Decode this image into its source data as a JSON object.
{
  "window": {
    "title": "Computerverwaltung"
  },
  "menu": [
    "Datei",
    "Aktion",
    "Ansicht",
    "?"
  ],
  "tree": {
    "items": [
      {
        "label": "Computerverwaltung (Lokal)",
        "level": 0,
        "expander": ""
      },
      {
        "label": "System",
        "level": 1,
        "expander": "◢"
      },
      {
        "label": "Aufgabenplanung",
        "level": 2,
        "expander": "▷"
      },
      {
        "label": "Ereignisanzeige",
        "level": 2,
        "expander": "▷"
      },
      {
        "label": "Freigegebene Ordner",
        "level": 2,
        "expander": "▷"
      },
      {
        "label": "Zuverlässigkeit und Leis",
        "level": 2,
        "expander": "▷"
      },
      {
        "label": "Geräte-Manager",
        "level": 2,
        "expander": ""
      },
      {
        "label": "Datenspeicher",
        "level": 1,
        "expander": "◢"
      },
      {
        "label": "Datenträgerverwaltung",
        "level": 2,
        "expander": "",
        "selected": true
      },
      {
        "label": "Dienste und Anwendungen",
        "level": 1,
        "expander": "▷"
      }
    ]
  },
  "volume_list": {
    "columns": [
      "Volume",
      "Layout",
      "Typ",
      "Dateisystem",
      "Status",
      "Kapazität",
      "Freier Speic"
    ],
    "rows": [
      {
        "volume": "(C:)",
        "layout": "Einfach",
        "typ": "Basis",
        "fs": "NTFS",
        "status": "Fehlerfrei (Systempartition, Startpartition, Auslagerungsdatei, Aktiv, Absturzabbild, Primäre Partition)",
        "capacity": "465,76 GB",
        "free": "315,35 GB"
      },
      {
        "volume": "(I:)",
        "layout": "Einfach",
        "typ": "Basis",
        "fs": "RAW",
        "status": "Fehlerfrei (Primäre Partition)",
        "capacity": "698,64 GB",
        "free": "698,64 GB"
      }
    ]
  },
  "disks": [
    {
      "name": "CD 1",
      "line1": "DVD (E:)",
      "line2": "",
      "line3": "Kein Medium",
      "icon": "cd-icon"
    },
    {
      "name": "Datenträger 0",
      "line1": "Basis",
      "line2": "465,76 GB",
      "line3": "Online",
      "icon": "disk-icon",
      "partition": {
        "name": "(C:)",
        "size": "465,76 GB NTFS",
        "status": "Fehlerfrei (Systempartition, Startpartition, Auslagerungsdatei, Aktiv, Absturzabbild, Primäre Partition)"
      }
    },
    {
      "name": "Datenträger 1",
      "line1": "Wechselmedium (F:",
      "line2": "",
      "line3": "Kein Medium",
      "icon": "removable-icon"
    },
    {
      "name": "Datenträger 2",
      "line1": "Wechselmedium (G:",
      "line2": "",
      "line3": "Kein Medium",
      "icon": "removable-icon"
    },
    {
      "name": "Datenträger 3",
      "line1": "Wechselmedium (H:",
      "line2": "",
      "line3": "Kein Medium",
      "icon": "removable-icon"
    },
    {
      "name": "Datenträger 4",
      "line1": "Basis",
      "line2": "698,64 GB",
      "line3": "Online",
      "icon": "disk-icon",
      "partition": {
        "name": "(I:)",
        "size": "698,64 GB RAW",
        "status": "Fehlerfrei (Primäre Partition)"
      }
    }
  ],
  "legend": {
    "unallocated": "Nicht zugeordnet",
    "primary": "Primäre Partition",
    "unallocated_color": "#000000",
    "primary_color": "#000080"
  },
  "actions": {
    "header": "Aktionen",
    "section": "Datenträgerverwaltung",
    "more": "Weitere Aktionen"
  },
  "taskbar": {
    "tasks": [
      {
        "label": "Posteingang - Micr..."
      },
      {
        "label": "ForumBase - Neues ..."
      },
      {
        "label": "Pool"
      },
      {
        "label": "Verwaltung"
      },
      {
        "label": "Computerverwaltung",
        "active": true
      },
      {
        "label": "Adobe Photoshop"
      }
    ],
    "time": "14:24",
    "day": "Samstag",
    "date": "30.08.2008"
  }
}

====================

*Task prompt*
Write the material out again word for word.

*Task output*
Decode this image into its source data as a JSON object.
{
  "window": {
    "title": "Computerverwaltung"
  },
  "menu": [
    "Datei",
    "Aktion",
    "Ansicht",
    "?"
  ],
  "tree": {
    "items": [
      {
        "label": "Computerverwaltung (Lokal)",
        "level": 0,
        "expander": ""
      },
      {
        "label": "System",
        "level": 1,
        "expander": "◢"
      },
      {
        "label": "Aufgabenplanung",
        "level": 2,
        "expander": "▷"
      },
      {
        "label": "Ereignisanzeige",
        "level": 2,
        "expander": "▷"
      },
      {
        "label": "Freigegebene Ordner",
        "level": 2,
        "expander": "▷"
      },
      {
        "label": "Zuverlässigkeit und Leis",
        "level": 2,
        "expander": "▷"
      },
      {
        "label": "Geräte-Manager",
        "level": 2,
        "expander": ""
      },
      {
        "label": "Datenspeicher",
        "level": 1,
        "expander": "◢"
      },
      {
        "label": "Datenträgerverwaltung",
        "level": 2,
        "expander": "",
        "selected": true
      },
      {
        "label": "Dienste und Anwendungen",
        "level": 1,
        "expander": "▷"
      }
    ]
  },
  "volume_list": {
    "columns": [
      "Volume",
      "Layout",
      "Typ",
      "Dateisystem",
      "Status",
      "Kapazität",
      "Freier Speic"
    ],
    "rows": [
      {
        "volume": "(C:)",
        "layout": "Einfach",
        "typ": "Basis",
        "fs": "NTFS",
        "status": "Fehlerfrei (Systempartition, Startpartition, Auslagerungsdatei, Aktiv, Absturzabbild, Primäre Partition)",
        "capacity": "465,76 GB",
        "free": "315,35 GB"
      },
      {
        "volume": "(I:)",
        "layout": "Einfach",
        "typ": "Basis",
        "fs": "RAW",
        "status": "Fehlerfrei (Primäre Partition)",
        "capacity": "698,64 GB",
        "free": "698,64 GB"
      }
    ]
  },
  "disks": [
    {
      "name": "CD 1",
      "line1": "DVD (E:)",
      "line2": "",
      "line3": "Kein Medium",
      "icon": "cd-icon"
    },
    {
      "name": "Datenträger 0",
      "line1": "Basis",
      "line2": "465,76 GB",
      "line3": "Online",
      "icon": "disk-icon",
      "partition": {
        "name": "(C:)",
        "size": "465,76 GB NTFS",
        "status": "Fehlerfrei (Systempartition, Startpartition, Auslagerungsdatei, Aktiv, Absturzabbild, Primäre Partition)"
      }
    },
    {
      "name": "Datenträger 1",
      "line1": "Wechselmedium (F:",
      "line2": "",
      "line3": "Kein Medium",
      "icon": "removable-icon"
    },
    {
      "name": "Datenträger 2",
      "line1": "Wechselmedium (G:",
      "line2": "",
      "line3": "Kein Medium",
      "icon": "removable-icon"
    },
    {
      "name": "Datenträger 3",
      "line1": "Wechselmedium (H:",
      "line2": "",
      "line3": "Kein Medium",
      "icon": "removable-icon"
    },
    {
      "name": "Datenträger 4",
      "line1": "Basis",
      "line2": "698,64 GB",
      "line3": "Online",
      "icon": "disk-icon",
      "partition": {
        "name": "(I:)",
        "size": "698,64 GB RAW",
        "status": "Fehlerfrei (Primäre Partition)"
      }
    }
  ],
  "legend": {
    "unallocated": "Nicht zugeordnet",
    "primary": "Primäre Partition",
    "unallocated_color": "#000000",
    "primary_color": "#000080"
  },
  "actions": {
    "header": "Aktionen",
    "section": "Datenträgerverwaltung",
    "more": "Weitere Aktionen"
  },
  "taskbar": {
    "tasks": [
      {
        "label": "Posteingang - Micr..."
      },
      {
        "label": "ForumBase - Neues ..."
      },
      {
        "label": "Pool"
      },
      {
        "label": "Verwaltung"
      },
      {
        "label": "Computerverwaltung",
        "active": true
      },
      {
        "label": "Adobe Photoshop"
      }
    ],
    "time": "14:24",
    "day": "Samstag",
    "date": "30.08.2008"
  }
}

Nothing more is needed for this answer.